Illinois State Rep. Introduces Bill That Would Include HIV Testing in Routine Physicals for Students
Illinois Rep. Mary Flowers (D) has introduced a bill (HB 0193) that would include HIV testing in routine physical examinations that Illinois students take before entering school, the Chicago Tribune reports. Under the bill, students would be tested for HIV during school physical exams when they typically receive tuberculosis tests and vaccinations. Parents would be allowed to opt their children out of the HIV test (Chicago Tribune, 1/23). Students in Illinois usually receive physical exams before entering kindergarten and the fifth and ninth grades. Under the bill, test results would remain confidential and school files would indicate if students have taken an HIV test. Cost of the tests could range from $5 to $95, depending on the type of test and insurance coverage, according to the Chicago Daily Herald (Ellis, Chicago Daily Herald, 1/23). Flowers said the purpose of the measure is to give more parents the choice to have their children tested.
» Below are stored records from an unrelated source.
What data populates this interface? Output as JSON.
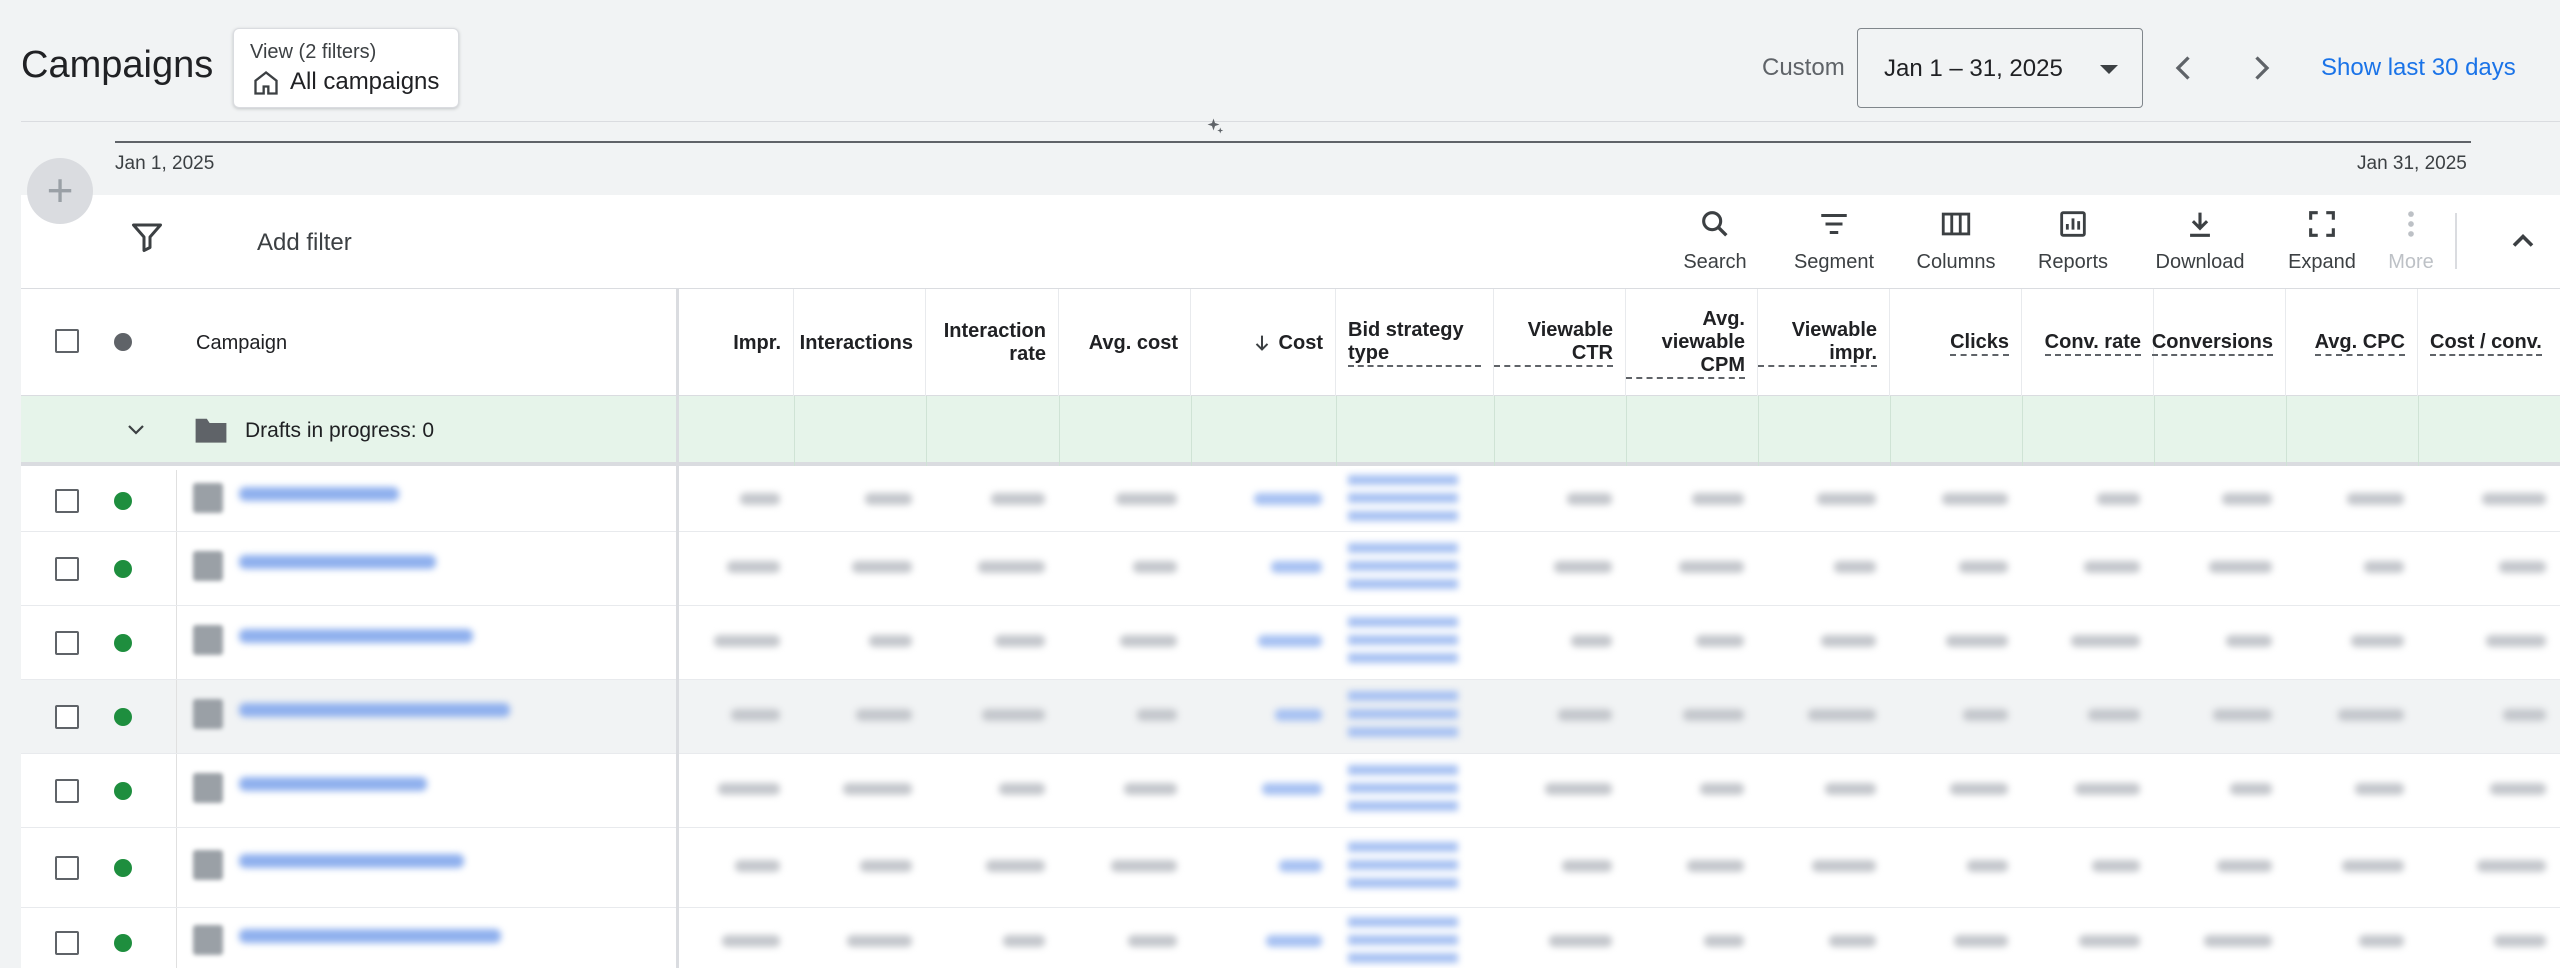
{
  "header": {
    "title": "Campaigns",
    "view": {
      "subtitle": "View (2 filters)",
      "label": "All campaigns"
    },
    "custom_label": "Custom",
    "date_range": "Jan 1 – 31, 2025",
    "show_last": "Show last 30 days"
  },
  "timeline": {
    "start": "Jan 1, 2025",
    "end": "Jan 31, 2025"
  },
  "toolbar": {
    "add_filter": "Add filter",
    "tools": [
      {
        "label": "Search",
        "icon": "search-icon"
      },
      {
        "label": "Segment",
        "icon": "segment-icon"
      },
      {
        "label": "Columns",
        "icon": "columns-icon"
      },
      {
        "label": "Reports",
        "icon": "reports-icon"
      },
      {
        "label": "Download",
        "icon": "download-icon"
      },
      {
        "label": "Expand",
        "icon": "expand-icon"
      },
      {
        "label": "More",
        "icon": "more-vert-icon"
      }
    ]
  },
  "table": {
    "columns": {
      "campaign": "Campaign",
      "impr": "Impr.",
      "interactions": "Interactions",
      "interaction_rate": "Interaction rate",
      "avg_cost": "Avg. cost",
      "cost": "Cost",
      "bid_strategy": "Bid strategy type",
      "viewable_ctr": "Viewable CTR",
      "avg_viewable_cpm": "Avg. viewable CPM",
      "viewable_impr": "Viewable impr.",
      "clicks": "Clicks",
      "conv_rate": "Conv. rate",
      "conversions": "Conversions",
      "avg_cpc": "Avg. CPC",
      "cost_conv": "Cost / conv."
    },
    "drafts": "Drafts in progress: 0",
    "status_color": "#1e8e3e"
  },
  "colors": {
    "accent": "#1a73e8",
    "enabled": "#1e8e3e",
    "drafts_bg": "#e6f4ea"
  }
}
According to Flowers, because HIV can be transmitted vertically, through sex or through a blood transfusion, it is important for parents to know their children's HIV status for treatment purposes (Chicago Tribune, 1/23). According to a report released by the Illinois Department of Public Health last month, 252 children under age 12 and 552 children between ages 13 and 19 are living with HIV in the state (Chicago Daily Herald, 1/23). HIV is "no longer a death sentence," Flowers said, adding, "You can live with it and not die from it, but lack of knowledge will cause you to die from it." Flowers last year sponsored a bill, which became law, that requires HIV testing among infants if their mother's HIV status is unknown, according to the Tribune (Chicago Tribune, 1/23).
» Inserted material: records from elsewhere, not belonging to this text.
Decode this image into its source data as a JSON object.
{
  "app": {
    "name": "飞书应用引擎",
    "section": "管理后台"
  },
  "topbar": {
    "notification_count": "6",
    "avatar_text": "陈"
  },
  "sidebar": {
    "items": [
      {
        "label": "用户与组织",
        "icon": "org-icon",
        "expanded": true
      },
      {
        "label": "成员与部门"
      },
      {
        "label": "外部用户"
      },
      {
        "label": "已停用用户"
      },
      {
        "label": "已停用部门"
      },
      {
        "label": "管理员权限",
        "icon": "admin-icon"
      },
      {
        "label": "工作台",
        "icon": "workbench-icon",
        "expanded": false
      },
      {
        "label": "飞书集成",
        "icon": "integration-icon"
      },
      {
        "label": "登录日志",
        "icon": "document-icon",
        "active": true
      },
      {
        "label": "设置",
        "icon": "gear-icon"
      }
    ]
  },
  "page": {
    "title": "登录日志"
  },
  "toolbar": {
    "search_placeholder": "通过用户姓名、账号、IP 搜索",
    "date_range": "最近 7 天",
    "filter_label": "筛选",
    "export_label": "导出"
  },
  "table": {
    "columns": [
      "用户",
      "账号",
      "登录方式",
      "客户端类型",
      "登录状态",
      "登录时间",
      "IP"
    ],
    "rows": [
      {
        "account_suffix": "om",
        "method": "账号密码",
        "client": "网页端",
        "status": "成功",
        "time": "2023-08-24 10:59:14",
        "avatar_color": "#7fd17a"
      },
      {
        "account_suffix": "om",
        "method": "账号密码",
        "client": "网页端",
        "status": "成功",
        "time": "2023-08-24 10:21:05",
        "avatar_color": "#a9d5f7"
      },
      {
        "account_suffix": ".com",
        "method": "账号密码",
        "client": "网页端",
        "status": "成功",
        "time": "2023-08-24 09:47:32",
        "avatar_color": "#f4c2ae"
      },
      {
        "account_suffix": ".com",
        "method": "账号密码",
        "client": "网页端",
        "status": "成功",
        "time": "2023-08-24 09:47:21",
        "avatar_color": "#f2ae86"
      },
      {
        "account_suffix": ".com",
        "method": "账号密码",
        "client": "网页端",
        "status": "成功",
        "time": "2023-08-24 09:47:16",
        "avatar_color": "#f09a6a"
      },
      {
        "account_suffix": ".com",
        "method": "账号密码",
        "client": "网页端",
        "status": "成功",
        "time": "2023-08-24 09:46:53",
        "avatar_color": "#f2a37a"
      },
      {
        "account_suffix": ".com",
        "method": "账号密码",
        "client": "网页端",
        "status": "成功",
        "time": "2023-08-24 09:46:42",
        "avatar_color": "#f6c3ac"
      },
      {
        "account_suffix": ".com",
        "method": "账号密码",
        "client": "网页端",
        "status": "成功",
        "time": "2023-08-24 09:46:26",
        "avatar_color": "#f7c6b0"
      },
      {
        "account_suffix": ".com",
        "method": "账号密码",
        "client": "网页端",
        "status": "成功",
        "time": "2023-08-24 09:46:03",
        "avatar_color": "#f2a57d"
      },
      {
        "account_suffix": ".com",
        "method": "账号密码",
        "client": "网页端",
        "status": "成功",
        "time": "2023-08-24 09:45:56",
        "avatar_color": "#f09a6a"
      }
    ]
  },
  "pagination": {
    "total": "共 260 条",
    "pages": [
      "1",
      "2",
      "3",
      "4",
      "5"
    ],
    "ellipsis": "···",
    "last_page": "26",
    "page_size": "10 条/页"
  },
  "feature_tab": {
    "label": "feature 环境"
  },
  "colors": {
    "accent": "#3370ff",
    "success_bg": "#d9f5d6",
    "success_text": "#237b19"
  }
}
Although the AIDS Foundation of Chicago generally supports HIV/AIDS education efforts, spokesperson John Peller said that the group has some concerns about the bill, including if parents will feel pressure to agree to the test. He added that the group also is concerned about the ability of teenagers to decline the tests. Although a standard consent law allows people over age 12 to receive tests for sexually transmitted infections without permission, Flowers' bill would let parents decide, the Daily Herald reports. Edward Pont, president of the Illinois Chapter of the American Academy of Pediatrics, said that he has concerns about testing children under age 13, which is the youngest age recommended by CDC. "I don't think we've completely closed the door" on Flowers' bill, Pont said, adding, "We're in favor of good quality education. The spirit of (Flowers') bill is headed in that direction. ... But I don't think we're quite where she is yet" (Chicago Daily Herald, 1/23).